Mark Pollock’s story is one of true resilience and dedication. At the age of five, he lost sight in his right eye due to a genetic disease and was forced to stop playing contact sports to protect his remaining eyesight. It wasn’t until he was twenty-two that he went completely blind as his retina detached from the eye.
For most, this would’ve severely hindered their lives, and Pollock admits it did for a time being. He assumed total blindness meant no social life, no career, no work, no sports. But those assumptions faded as he quickly realized his capabilities through disability courses that helped him cope and move forward.
It wasn’t long after that he acquainted himself with rowing, winning a bronze and silver medal in the 2002 Commonwealth Rowing Championship. In 2003, he ran six marathons in seven days alongside a sighted guide in the Gobi Desert (China) to raise thousands of euros for Sightsavers International. A year later he ran the North Pole Marathon to celebrate his resilience on the sixth anniversary of his blindness. To tackle his tenth anniversary, he decided to race to the South Pole in the Amundsen Omega 3 South Pole Race. His team was one of six teams to finish and ranked fifth out of the total nine teams, making him the first blind man to race to the South Pole.
To help inspire others he wrote Making It Happen, a book about the process of rebuilding your life with a disability.

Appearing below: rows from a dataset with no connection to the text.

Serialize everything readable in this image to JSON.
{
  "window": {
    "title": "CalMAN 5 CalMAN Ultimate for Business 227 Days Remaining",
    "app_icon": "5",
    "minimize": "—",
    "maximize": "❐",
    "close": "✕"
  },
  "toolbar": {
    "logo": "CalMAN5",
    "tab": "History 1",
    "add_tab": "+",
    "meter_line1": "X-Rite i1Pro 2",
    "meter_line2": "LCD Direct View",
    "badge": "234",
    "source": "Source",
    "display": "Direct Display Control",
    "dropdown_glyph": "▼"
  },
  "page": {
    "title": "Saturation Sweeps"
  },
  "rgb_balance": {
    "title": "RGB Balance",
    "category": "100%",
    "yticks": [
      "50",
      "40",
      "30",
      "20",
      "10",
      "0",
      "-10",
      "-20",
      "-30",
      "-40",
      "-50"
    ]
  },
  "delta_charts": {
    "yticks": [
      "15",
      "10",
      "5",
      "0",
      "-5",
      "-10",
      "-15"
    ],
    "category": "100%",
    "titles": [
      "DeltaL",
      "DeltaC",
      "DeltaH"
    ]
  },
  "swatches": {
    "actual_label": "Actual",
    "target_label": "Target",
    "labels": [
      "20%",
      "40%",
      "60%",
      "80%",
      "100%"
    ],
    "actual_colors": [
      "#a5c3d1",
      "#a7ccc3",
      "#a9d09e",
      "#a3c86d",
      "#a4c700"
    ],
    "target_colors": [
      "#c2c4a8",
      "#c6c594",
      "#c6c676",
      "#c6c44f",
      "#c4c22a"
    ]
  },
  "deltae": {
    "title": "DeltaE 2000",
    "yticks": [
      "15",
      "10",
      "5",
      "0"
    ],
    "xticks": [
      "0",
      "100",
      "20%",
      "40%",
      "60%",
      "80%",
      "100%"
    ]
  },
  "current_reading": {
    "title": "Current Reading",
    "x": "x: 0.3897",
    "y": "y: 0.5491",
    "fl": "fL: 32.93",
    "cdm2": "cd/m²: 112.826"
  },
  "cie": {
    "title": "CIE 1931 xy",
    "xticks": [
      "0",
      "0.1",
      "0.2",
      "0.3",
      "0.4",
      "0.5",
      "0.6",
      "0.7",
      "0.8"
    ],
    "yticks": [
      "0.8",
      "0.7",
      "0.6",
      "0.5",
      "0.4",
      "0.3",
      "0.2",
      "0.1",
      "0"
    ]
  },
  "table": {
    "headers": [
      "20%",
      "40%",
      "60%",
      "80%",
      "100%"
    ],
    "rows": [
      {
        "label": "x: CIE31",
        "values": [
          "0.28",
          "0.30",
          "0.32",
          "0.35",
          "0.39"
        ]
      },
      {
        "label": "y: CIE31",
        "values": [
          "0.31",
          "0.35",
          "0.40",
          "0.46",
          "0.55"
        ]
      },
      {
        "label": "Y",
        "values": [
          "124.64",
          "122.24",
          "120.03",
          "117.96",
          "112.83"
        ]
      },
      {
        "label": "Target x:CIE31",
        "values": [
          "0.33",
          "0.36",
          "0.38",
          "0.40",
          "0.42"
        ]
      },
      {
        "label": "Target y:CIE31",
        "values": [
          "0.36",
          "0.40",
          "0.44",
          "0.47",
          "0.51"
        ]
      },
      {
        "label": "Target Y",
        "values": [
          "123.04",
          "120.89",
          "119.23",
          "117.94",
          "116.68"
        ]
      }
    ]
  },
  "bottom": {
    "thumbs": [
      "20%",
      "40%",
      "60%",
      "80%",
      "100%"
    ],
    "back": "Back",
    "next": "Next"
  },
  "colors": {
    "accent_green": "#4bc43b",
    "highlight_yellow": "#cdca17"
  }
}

In 2010, a new tragedy left Pollock repurposing the lessons he wrote about. He fell from a two-story window and became paralyzed from the waist down. Since his accident, he has committed himself to living a prosperous and action-packed life.
He continues with his pioneering spirit as the world’s leading test pilot for Ekso Bionic robotic legs. Using this technology, Mark has walked over 1 million steps and is able to feel sensations in his legs. When he first started, each step took about 15 seconds, but now he walks much more freely.
In 2012, Pollock started the Mark Pollock Trust to bring together leaders from different industries to fast-track a cure for paralysis. The goal has been set at putting $400,000 yearly towards research and development to change the lives of the 60 million people who suffer from paralysis around the world and the 2.5 million people who specifically endure spinal cord injuries.
He and his wife recently took the 2018 Global TED stage in Vancouver and was featured in their series “The Age of Amazement.” He travels the world speaking to organizations and companies about resilience, collaboration, and innovation.